TOP SEVEN reasons why India cannot completely boycott Chinese products

1. Indian startups with major Chinese investments

As per a June 2020 report published by ETtech, ‘Funding for unicorns, smaller startups may be hit as India reinforces FDI wall’, Chinese investors have pumped in $3.9 billion in 2019, up from $2 billion in 2018. Chinese firms have invested in many Indian startups which are or were unicorns: (Startup: Investors) Zomato: Alibaba. Swiggy: Tencent, Hillhouse, etc. Ola: Tencent, Steadview, etc. Paytm: Alibaba. BigBasket: Alibaba, TR Capital. Flipkart: Steadview, Tencent. Oyo: Didi Chuxing. Byju’s: Tencent. Policybazaar: Steadview. Note: These startups may also have other investors.

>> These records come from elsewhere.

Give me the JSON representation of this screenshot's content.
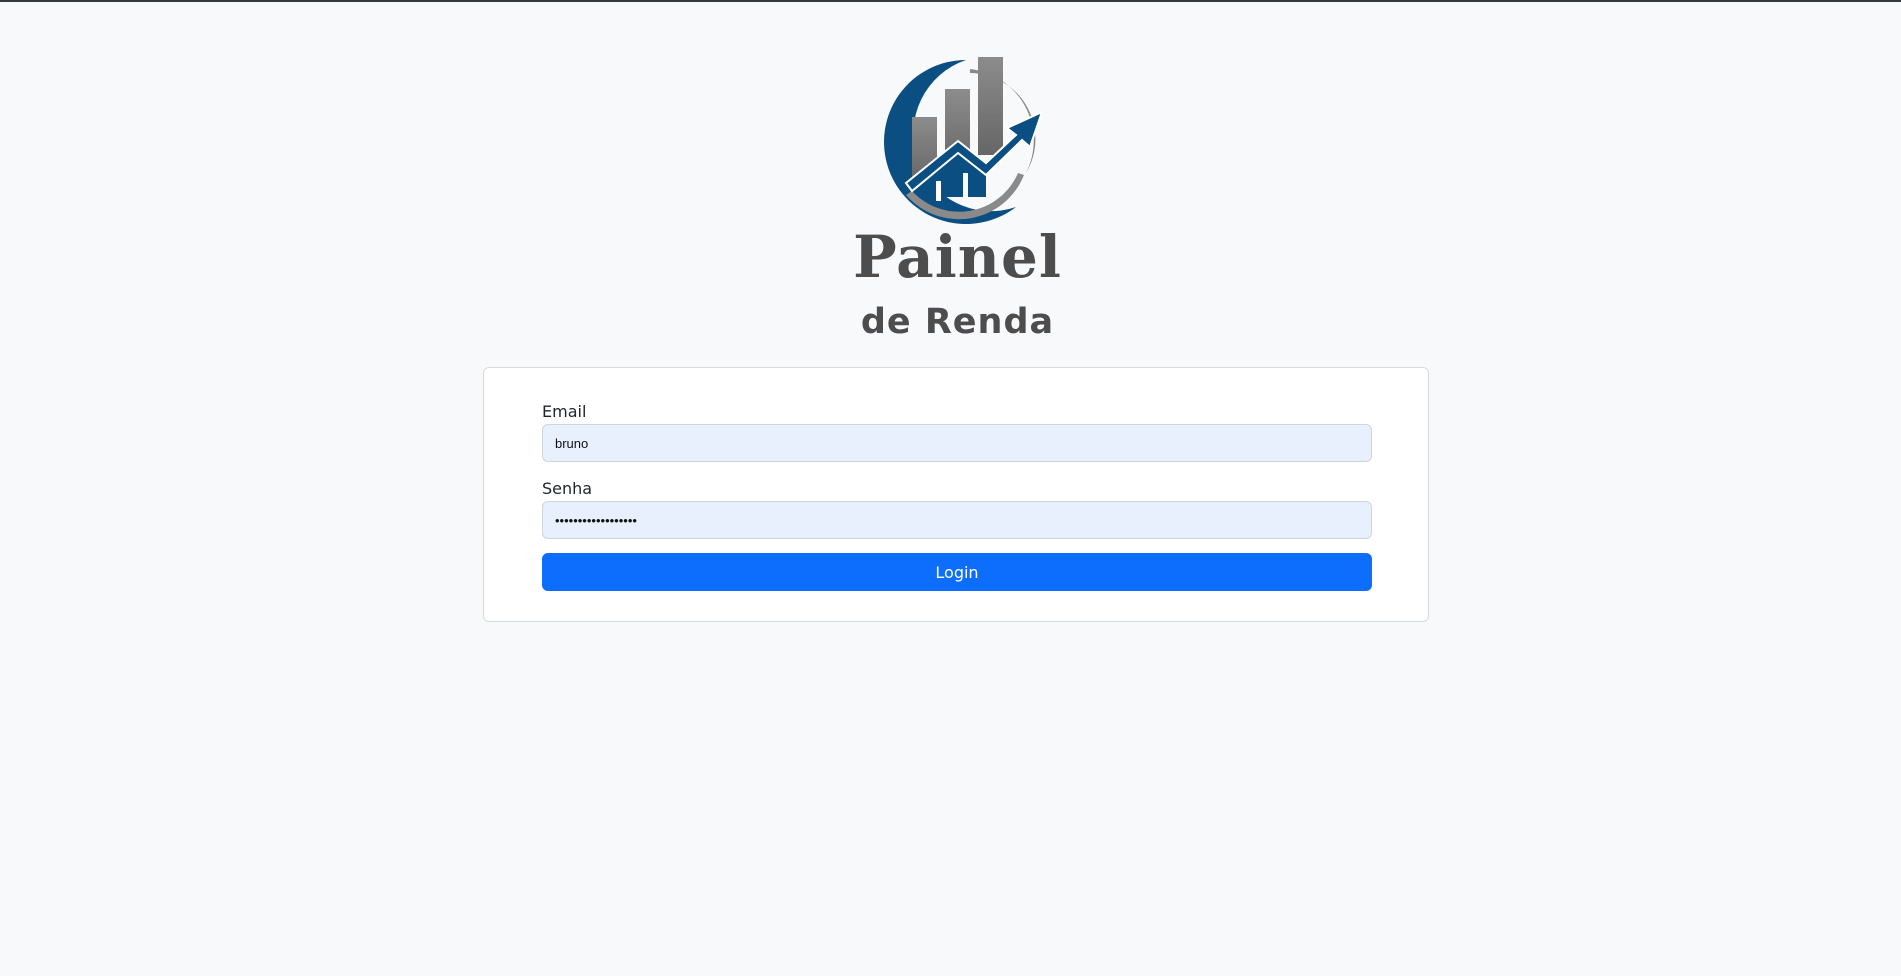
{
  "brand": {
    "logo_icon": "bar-chart-growth-arrow-icon",
    "title": "Painel",
    "subtitle": "de Renda",
    "colors": {
      "navy": "#0b4f82",
      "gray": "#7d7d7d",
      "text": "#4d4d4d"
    }
  },
  "login_form": {
    "email_label": "Email",
    "email_value": "bruno",
    "password_label": "Senha",
    "password_value": "••••••••••••••••••",
    "submit_label": "Login",
    "button_color": "#0d6efd"
  }
}
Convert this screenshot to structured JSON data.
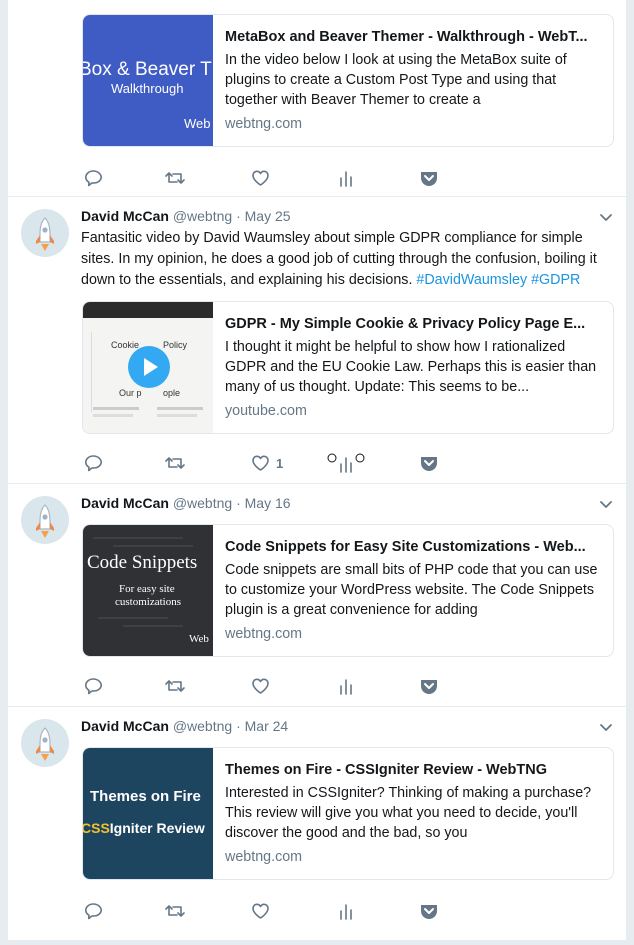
{
  "tweets": [
    {
      "card": {
        "title": "MetaBox and Beaver Themer - Walkthrough - WebT...",
        "description": "In the video below I look at using the MetaBox suite of plugins to create a Custom Post Type and using that together with Beaver Themer to create a",
        "domain": "webtng.com",
        "thumb_line1": "Box & Beaver Th",
        "thumb_line2": "Walkthrough",
        "thumb_line3": "Web"
      },
      "actions": {
        "reply": "reply-icon",
        "retweet": "retweet-icon",
        "like": "heart-icon",
        "like_count": "",
        "analytics": "analytics-icon",
        "pocket": "pocket-icon"
      }
    },
    {
      "author": {
        "name": "David McCan",
        "handle": "@webtng",
        "separator": "·",
        "date": "May 25"
      },
      "text": "Fantasitic video by David Waumsley about simple GDPR compliance for simple sites.  In my opinion, he does a good job of cutting through the confusion, boiling it down to the essentials, and explaining his decisions.",
      "hashtags": [
        "#DavidWaumsley",
        "#GDPR"
      ],
      "card": {
        "title": "GDPR - My Simple Cookie & Privacy Policy Page E...",
        "description": "I thought it might be helpful to show how I rationalized GDPR and the EU Cookie Law. Perhaps this is easier than many of us thought. Update: This seems to be...",
        "domain": "youtube.com",
        "thumb_line1": "Cookie",
        "thumb_line2": "Policy",
        "thumb_line3": "Our p",
        "thumb_line4": "ople"
      },
      "actions": {
        "reply": "reply-icon",
        "retweet": "retweet-icon",
        "like": "heart-icon",
        "like_count": "1",
        "analytics": "analytics-icon",
        "pocket": "pocket-icon"
      }
    },
    {
      "author": {
        "name": "David McCan",
        "handle": "@webtng",
        "separator": "·",
        "date": "May 16"
      },
      "card": {
        "title": "Code Snippets for Easy Site Customizations - Web...",
        "description": "Code snippets are small bits of PHP code that you can use to customize your WordPress website.  The Code Snippets plugin is a great convenience for adding",
        "domain": "webtng.com",
        "thumb_line1": "Code Snippets",
        "thumb_line2": "For easy site",
        "thumb_line3": "customizations",
        "thumb_line4": "Web"
      },
      "actions": {
        "reply": "reply-icon",
        "retweet": "retweet-icon",
        "like": "heart-icon",
        "like_count": "",
        "analytics": "analytics-icon",
        "pocket": "pocket-icon"
      }
    },
    {
      "author": {
        "name": "David McCan",
        "handle": "@webtng",
        "separator": "·",
        "date": "Mar 24"
      },
      "card": {
        "title": "Themes on Fire - CSSIgniter Review - WebTNG",
        "description": "Interested in CSSIgniter? Thinking of making a purchase? This review will give you what you need to decide, you'll discover the good and the bad, so you",
        "domain": "webtng.com",
        "thumb_line1": "Themes on Fire",
        "thumb_line2a": "CSS",
        "thumb_line2b": "Igniter Review"
      },
      "actions": {
        "reply": "reply-icon",
        "retweet": "retweet-icon",
        "like": "heart-icon",
        "like_count": "",
        "analytics": "analytics-icon",
        "pocket": "pocket-icon"
      }
    }
  ],
  "colors": {
    "link": "#1b95e0",
    "muted": "#657786",
    "icon": "#657786",
    "border": "#e1e8ed",
    "background": "#e6ecf0"
  }
}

2. India’s Import-Export Relations with China

China is India’s one of the leading trade partner and has accounted for over 5% of India’s total exports in the year 2019-20 and more than 14% of imports. Indian imports from China are approximately 5 times more than exports to China. That is, Indias runs a huge trade deficit with China. Smartphones, electronic appliances, pharmaceutical raw materials, chemicals and fertilizers, toys, iron and steel products, telecom equipment, plastic goods, apparel, paper, footwear are some of the Chinese exports to India.

3.World Trade Organization Rules

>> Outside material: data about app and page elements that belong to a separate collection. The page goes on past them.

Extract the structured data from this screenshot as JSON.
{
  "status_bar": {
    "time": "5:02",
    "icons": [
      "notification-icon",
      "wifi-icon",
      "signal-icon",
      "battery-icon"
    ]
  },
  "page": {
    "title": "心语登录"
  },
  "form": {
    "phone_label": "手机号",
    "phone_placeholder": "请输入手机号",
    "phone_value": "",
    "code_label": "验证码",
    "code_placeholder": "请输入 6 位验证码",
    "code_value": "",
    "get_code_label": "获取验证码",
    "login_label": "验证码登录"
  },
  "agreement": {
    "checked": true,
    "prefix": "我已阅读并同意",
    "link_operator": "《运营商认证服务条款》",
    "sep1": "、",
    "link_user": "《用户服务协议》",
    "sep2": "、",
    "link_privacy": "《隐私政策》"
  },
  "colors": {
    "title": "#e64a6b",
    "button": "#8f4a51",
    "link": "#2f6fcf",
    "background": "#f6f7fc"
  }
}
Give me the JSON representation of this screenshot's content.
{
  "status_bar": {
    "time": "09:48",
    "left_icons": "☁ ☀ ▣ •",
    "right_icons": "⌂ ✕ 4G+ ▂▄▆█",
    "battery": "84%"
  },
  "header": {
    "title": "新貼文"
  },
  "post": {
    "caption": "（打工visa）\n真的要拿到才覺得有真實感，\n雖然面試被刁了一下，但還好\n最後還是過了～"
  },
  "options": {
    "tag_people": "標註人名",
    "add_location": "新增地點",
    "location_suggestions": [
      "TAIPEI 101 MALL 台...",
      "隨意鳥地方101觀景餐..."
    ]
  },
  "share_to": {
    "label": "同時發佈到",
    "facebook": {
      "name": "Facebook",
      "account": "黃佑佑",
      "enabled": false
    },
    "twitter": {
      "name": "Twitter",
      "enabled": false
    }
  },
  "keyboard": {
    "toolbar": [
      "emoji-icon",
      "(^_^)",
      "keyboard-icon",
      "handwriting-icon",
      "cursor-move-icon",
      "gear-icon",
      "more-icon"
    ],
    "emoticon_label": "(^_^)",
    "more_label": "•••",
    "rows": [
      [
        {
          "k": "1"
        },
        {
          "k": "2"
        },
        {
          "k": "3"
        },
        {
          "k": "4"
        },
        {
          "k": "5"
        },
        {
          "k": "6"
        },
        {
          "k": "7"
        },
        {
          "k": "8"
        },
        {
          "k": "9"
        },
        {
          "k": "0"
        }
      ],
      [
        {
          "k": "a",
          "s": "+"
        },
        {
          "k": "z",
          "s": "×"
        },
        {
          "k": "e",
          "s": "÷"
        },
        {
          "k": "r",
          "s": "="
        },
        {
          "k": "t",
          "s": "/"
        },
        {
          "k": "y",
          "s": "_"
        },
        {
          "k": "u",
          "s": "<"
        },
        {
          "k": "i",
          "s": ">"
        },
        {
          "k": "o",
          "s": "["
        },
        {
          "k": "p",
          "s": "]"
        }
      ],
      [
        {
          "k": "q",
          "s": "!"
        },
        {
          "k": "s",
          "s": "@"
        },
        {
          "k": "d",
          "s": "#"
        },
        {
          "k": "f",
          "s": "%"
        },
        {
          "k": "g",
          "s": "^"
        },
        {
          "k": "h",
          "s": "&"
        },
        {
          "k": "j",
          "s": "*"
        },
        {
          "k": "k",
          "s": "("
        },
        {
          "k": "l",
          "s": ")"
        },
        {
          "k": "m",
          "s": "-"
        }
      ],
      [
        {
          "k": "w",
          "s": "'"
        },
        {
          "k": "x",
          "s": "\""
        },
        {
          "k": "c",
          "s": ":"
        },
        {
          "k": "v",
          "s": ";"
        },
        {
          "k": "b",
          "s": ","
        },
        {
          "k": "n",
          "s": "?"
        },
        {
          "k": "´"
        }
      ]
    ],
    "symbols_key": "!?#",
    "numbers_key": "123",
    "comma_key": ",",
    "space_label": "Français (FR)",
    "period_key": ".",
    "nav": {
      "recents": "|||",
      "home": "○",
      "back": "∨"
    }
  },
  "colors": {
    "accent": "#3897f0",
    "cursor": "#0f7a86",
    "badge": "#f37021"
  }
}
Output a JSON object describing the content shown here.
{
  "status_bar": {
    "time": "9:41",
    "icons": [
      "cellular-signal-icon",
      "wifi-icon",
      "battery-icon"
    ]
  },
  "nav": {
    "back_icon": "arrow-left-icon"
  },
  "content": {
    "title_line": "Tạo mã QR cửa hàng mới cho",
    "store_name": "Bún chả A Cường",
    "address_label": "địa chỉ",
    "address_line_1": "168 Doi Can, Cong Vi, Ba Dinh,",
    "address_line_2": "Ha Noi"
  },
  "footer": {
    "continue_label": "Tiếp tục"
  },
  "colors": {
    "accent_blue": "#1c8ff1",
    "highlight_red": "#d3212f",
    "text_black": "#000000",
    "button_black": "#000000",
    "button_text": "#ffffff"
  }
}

Can the Indian government ban Chinese products? The answer is no; because according to the rules made by the World Trade Organisation, it is not possible to impose an outright ban or full ban on imports from any country even though there are no diplomatic, regional, and trade relations with that country. Although the government can ban some Chinese products if it does not meet certain health and security criteria. Also, the import-substitution method cannot happen overnight.

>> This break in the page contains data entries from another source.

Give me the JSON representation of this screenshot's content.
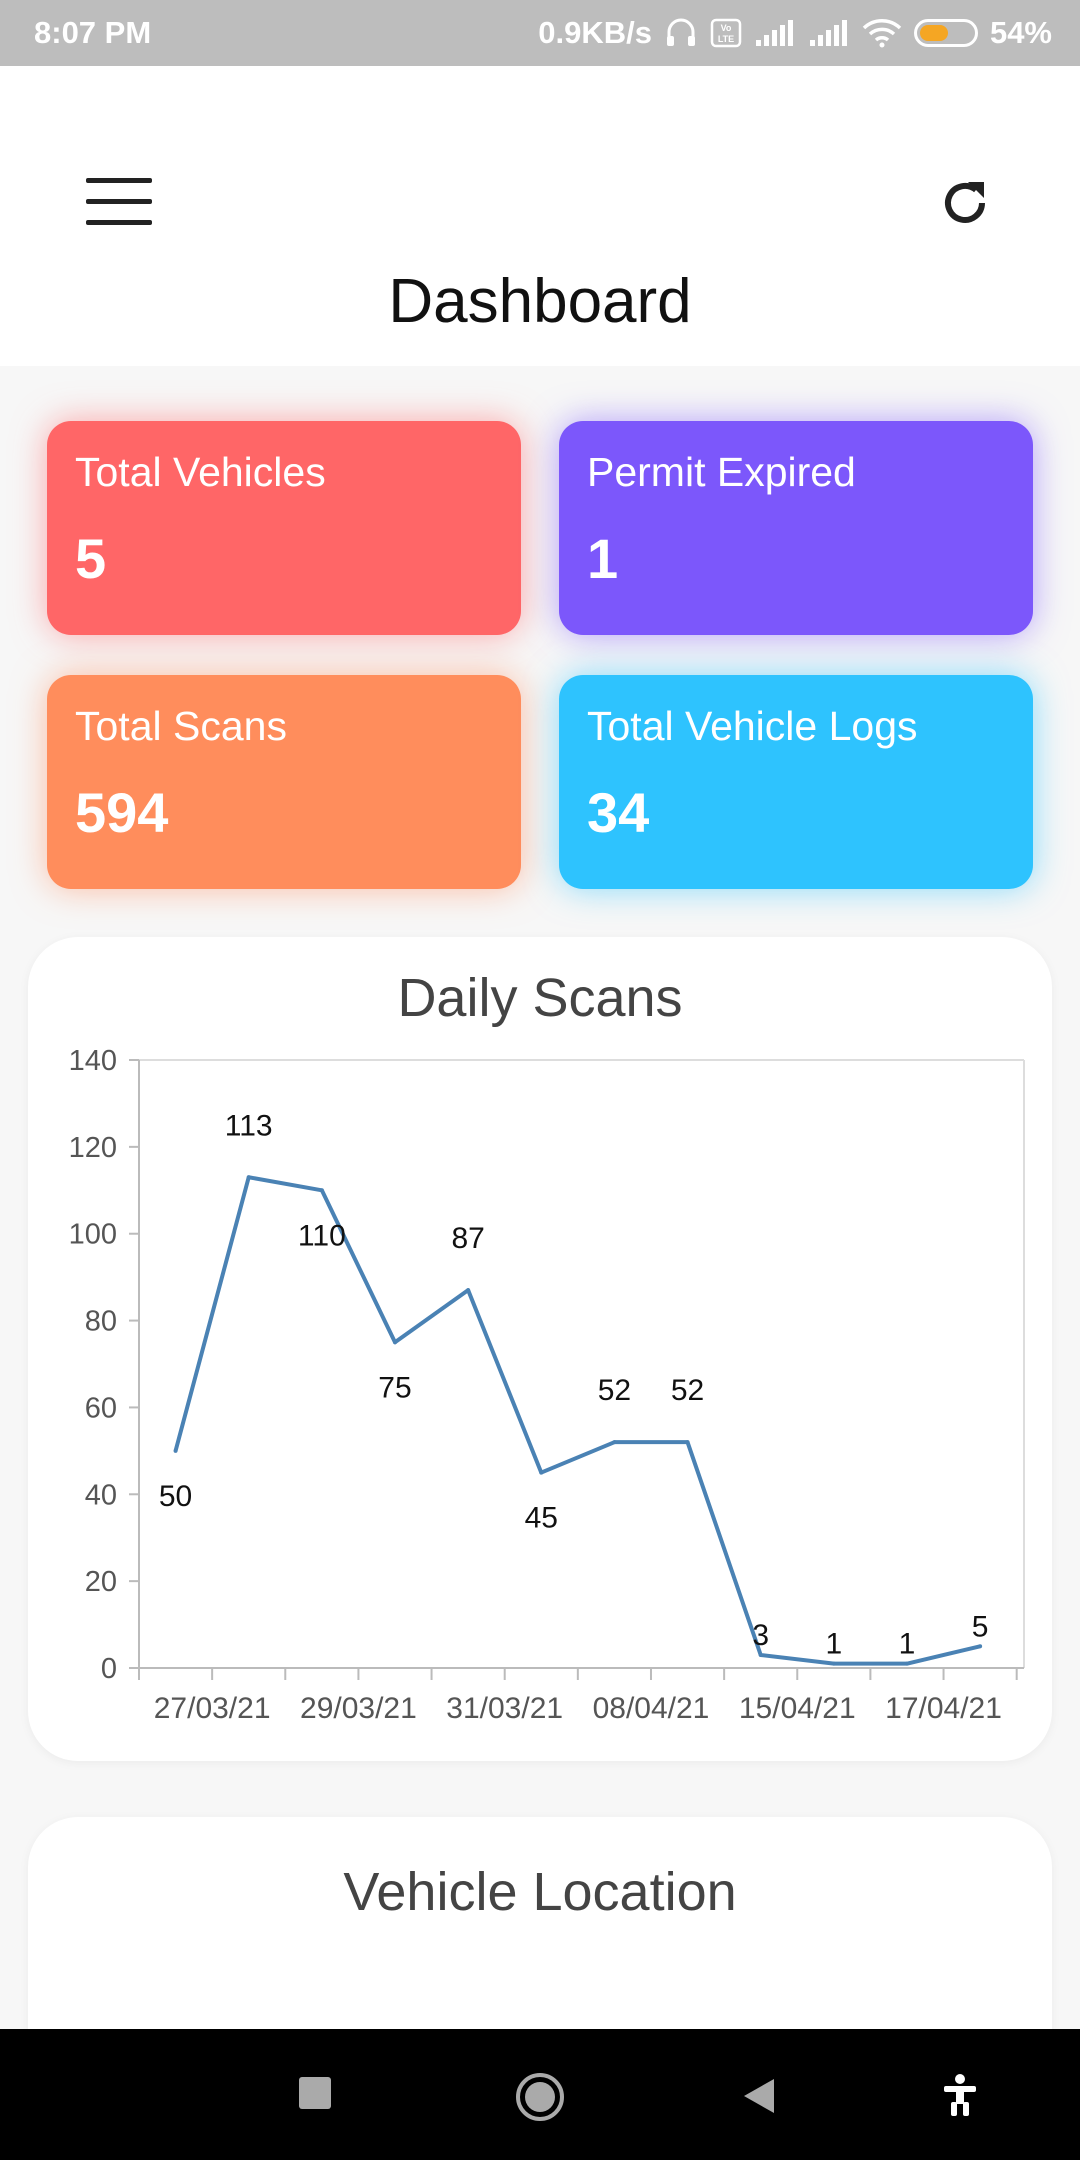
{
  "status_bar": {
    "time": "8:07 PM",
    "network_speed": "0.9KB/s",
    "battery_percent": "54%",
    "battery_level": 0.54,
    "icons": [
      "headset-icon",
      "volte-icon",
      "signal-icon",
      "signal-icon",
      "wifi-icon",
      "battery-icon"
    ]
  },
  "header": {
    "title": "Dashboard",
    "menu_icon": "hamburger-menu-icon",
    "refresh_icon": "refresh-icon"
  },
  "stats": [
    {
      "label": "Total Vehicles",
      "value": "5",
      "color": "#ff6667"
    },
    {
      "label": "Permit Expired",
      "value": "1",
      "color": "#7c57fb"
    },
    {
      "label": "Total Scans",
      "value": "594",
      "color": "#ff8d5c"
    },
    {
      "label": "Total Vehicle Logs",
      "value": "34",
      "color": "#2ec3fe"
    }
  ],
  "chart_data": {
    "type": "line",
    "title": "Daily Scans",
    "xlabel": "",
    "ylabel": "",
    "ylim": [
      0,
      140
    ],
    "yticks": [
      0,
      20,
      40,
      60,
      80,
      100,
      120,
      140
    ],
    "x_tick_labels": [
      "27/03/21",
      "29/03/21",
      "31/03/21",
      "08/04/21",
      "15/04/21",
      "17/04/21"
    ],
    "values": [
      50,
      113,
      110,
      75,
      87,
      45,
      52,
      52,
      3,
      1,
      1,
      5
    ],
    "data_labels": [
      "50",
      "113",
      "110",
      "75",
      "87",
      "45",
      "52",
      "52",
      "3",
      "1",
      "1",
      "5"
    ],
    "line_color": "#4a82b4",
    "grid": false,
    "legend": "none"
  },
  "location": {
    "title": "Vehicle Location"
  },
  "nav_bar": {
    "icons": [
      "recent-apps-icon",
      "home-icon",
      "back-icon",
      "accessibility-icon"
    ]
  }
}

4.Inflation

Indian market is a price-sensitive market. A product with the least price will prevail in the market. Consumers demand cheap and attractive products. Indian customers prefer cost over quality which is one of the main reasons that Chinese products are all over the Indian market. So if the Chinese products are boycotted/banned in India, inflation rates will rise because Indian products are costlier than Chinese products. This is because China has cheap labor, land, and electricity as compared to India.

5.India’s dependency on China for raw materials

China is the top manufacturer in the world. Almost 20% of global output comes from China. This means 1 out of 5 items manufactured globally comes from China. In India itself, there are innumerable goods made by Indian companies but are heavily dependent on China for inputs that are raw materials. From small pills too big machines, almost three fourth of all the things that we use today may be made in India but contain Chinese raw materials. In short, we are heavily dependent on China for raw materials.

6.Drugs & Pharmaceuticals

India makes 22% of generic medicines in the world. But almost 70% of chemicals and other raw materials required comes from China. Most of the drugs we use are turned into pills in India, but at least two-thirds of the active pharmaceutical ingredient in it is imported from China. For example, recently, Hydroxychloroquine (HCQ) that has been widely used for treatment and prevention of COVID-19 is manufactured in India, the majority of Indian formulation makers currently are dependent on China for the active pharmaceutical ingredient (API) to form the drug.

7. Massive Growth of Chinese Investment in India

As per the paper published by Ananth Krishnan for Brookings India, the Chinese investments in India amounted to $1.6 billion till 2014. In another three years, it grew five-fold to $ 8 billion. Chinese companies Lany, Longi Solar & CETC are expected to invest $3.2 billion in renewable energy in India. Chinese companies have entered into auto, real estate, and several other sectors. In the Indian phone market, the top four out of five mobile brands are Chinese. Xiaomi, the market leader, has seven factories in India and plans to invest more than $ 500 million to expand its retail presence here.

AUTHOR

Rashi Parmar